Given data Block Start
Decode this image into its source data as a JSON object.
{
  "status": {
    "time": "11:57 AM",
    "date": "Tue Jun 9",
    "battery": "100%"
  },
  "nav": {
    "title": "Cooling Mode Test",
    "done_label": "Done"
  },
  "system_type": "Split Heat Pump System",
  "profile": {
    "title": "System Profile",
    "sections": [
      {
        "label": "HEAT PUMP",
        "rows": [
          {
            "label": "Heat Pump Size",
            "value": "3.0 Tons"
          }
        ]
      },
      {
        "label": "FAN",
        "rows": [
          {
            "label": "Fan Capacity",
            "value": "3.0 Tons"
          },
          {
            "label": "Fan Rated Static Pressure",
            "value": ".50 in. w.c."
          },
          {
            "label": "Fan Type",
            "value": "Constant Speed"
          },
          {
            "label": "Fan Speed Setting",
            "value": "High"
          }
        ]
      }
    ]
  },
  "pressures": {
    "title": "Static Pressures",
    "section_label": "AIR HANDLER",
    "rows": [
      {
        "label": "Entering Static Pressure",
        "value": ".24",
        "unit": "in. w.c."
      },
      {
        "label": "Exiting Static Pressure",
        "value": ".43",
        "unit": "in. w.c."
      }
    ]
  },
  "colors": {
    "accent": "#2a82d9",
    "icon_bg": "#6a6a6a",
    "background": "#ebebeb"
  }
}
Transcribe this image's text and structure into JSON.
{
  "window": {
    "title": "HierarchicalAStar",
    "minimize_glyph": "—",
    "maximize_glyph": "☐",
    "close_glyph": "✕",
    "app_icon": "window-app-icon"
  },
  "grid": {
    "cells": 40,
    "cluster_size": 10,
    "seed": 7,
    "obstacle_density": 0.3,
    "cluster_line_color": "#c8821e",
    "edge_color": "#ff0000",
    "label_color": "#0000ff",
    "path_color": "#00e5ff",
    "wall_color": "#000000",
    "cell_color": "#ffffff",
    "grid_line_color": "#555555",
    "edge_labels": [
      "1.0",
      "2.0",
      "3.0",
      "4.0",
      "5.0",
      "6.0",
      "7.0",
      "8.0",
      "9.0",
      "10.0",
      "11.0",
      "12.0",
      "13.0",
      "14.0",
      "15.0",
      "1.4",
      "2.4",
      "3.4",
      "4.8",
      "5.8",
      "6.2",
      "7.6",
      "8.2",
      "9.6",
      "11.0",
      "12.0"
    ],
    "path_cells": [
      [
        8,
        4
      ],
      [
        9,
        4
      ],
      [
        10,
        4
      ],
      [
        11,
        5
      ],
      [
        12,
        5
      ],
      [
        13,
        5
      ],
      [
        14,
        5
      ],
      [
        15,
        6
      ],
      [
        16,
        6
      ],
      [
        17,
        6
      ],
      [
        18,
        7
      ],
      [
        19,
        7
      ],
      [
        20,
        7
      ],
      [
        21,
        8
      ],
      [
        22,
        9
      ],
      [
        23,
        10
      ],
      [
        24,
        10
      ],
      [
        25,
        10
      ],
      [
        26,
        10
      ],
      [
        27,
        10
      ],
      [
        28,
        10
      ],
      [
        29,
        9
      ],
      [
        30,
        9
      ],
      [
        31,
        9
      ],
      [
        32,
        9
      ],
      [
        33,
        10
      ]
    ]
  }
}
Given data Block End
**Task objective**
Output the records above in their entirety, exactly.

**Output**
Decode this image into its source data as a JSON object.
{
  "status": {
    "time": "11:57 AM",
    "date": "Tue Jun 9",
    "battery": "100%"
  },
  "nav": {
    "title": "Cooling Mode Test",
    "done_label": "Done"
  },
  "system_type": "Split Heat Pump System",
  "profile": {
    "title": "System Profile",
    "sections": [
      {
        "label": "HEAT PUMP",
        "rows": [
          {
            "label": "Heat Pump Size",
            "value": "3.0 Tons"
          }
        ]
      },
      {
        "label": "FAN",
        "rows": [
          {
            "label": "Fan Capacity",
            "value": "3.0 Tons"
          },
          {
            "label": "Fan Rated Static Pressure",
            "value": ".50 in. w.c."
          },
          {
            "label": "Fan Type",
            "value": "Constant Speed"
          },
          {
            "label": "Fan Speed Setting",
            "value": "High"
          }
        ]
      }
    ]
  },
  "pressures": {
    "title": "Static Pressures",
    "section_label": "AIR HANDLER",
    "rows": [
      {
        "label": "Entering Static Pressure",
        "value": ".24",
        "unit": "in. w.c."
      },
      {
        "label": "Exiting Static Pressure",
        "value": ".43",
        "unit": "in. w.c."
      }
    ]
  },
  "colors": {
    "accent": "#2a82d9",
    "icon_bg": "#6a6a6a",
    "background": "#ebebeb"
  }
}
Transcribe this image's text and structure into JSON.
{
  "window": {
    "title": "HierarchicalAStar",
    "minimize_glyph": "—",
    "maximize_glyph": "☐",
    "close_glyph": "✕",
    "app_icon": "window-app-icon"
  },
  "grid": {
    "cells": 40,
    "cluster_size": 10,
    "seed": 7,
    "obstacle_density": 0.3,
    "cluster_line_color": "#c8821e",
    "edge_color": "#ff0000",
    "label_color": "#0000ff",
    "path_color": "#00e5ff",
    "wall_color": "#000000",
    "cell_color": "#ffffff",
    "grid_line_color": "#555555",
    "edge_labels": [
      "1.0",
      "2.0",
      "3.0",
      "4.0",
      "5.0",
      "6.0",
      "7.0",
      "8.0",
      "9.0",
      "10.0",
      "11.0",
      "12.0",
      "13.0",
      "14.0",
      "15.0",
      "1.4",
      "2.4",
      "3.4",
      "4.8",
      "5.8",
      "6.2",
      "7.6",
      "8.2",
      "9.6",
      "11.0",
      "12.0"
    ],
    "path_cells": [
      [
        8,
        4
      ],
      [
        9,
        4
      ],
      [
        10,
        4
      ],
      [
        11,
        5
      ],
      [
        12,
        5
      ],
      [
        13,
        5
      ],
      [
        14,
        5
      ],
      [
        15,
        6
      ],
      [
        16,
        6
      ],
      [
        17,
        6
      ],
      [
        18,
        7
      ],
      [
        19,
        7
      ],
      [
        20,
        7
      ],
      [
        21,
        8
      ],
      [
        22,
        9
      ],
      [
        23,
        10
      ],
      [
        24,
        10
      ],
      [
        25,
        10
      ],
      [
        26,
        10
      ],
      [
        27,
        10
      ],
      [
        28,
        10
      ],
      [
        29,
        9
      ],
      [
        30,
        9
      ],
      [
        31,
        9
      ],
      [
        32,
        9
      ],
      [
        33,
        10
      ]
    ]
  }
}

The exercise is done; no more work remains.